## EXERCISE DIRECTIONS
Report every line of the records below that includes the string "PINB".

## SUPPLIED RECORDS

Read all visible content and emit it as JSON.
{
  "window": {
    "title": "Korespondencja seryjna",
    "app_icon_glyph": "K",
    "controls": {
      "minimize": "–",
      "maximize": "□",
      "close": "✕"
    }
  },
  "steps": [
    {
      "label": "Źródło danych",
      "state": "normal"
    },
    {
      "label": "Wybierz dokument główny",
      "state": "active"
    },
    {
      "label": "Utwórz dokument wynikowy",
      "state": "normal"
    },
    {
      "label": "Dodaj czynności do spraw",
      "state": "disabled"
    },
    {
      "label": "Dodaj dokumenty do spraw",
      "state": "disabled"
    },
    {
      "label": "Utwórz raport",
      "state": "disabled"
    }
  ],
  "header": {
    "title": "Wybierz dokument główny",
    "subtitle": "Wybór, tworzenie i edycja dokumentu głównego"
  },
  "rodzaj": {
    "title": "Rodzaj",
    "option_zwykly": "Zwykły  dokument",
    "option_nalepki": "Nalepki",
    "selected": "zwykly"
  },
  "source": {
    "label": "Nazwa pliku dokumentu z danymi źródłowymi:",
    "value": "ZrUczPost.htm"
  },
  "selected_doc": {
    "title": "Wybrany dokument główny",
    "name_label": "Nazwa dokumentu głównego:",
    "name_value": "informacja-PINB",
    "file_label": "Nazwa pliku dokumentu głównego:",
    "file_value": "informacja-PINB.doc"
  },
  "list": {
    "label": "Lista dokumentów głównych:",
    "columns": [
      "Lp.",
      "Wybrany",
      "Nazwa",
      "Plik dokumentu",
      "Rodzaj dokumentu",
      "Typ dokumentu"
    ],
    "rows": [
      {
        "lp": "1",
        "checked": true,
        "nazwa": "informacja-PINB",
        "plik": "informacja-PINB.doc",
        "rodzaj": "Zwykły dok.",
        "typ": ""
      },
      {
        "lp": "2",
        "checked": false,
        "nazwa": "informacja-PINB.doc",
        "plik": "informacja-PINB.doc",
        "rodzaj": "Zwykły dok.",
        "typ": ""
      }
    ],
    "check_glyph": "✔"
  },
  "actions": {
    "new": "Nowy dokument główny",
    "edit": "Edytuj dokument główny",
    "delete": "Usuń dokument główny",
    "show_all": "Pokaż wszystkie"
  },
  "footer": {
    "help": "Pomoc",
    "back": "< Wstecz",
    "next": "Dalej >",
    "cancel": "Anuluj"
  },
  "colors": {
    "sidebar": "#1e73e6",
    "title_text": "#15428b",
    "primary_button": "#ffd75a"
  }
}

## TASK ANSWER
    "name_value": "informacja-PINB",
    "file_value": "informacja-PINB.doc"
        "nazwa": "informacja-PINB",
        "plik": "informacja-PINB.doc",
        "nazwa": "informacja-PINB.doc",
        "plik": "informacja-PINB.doc",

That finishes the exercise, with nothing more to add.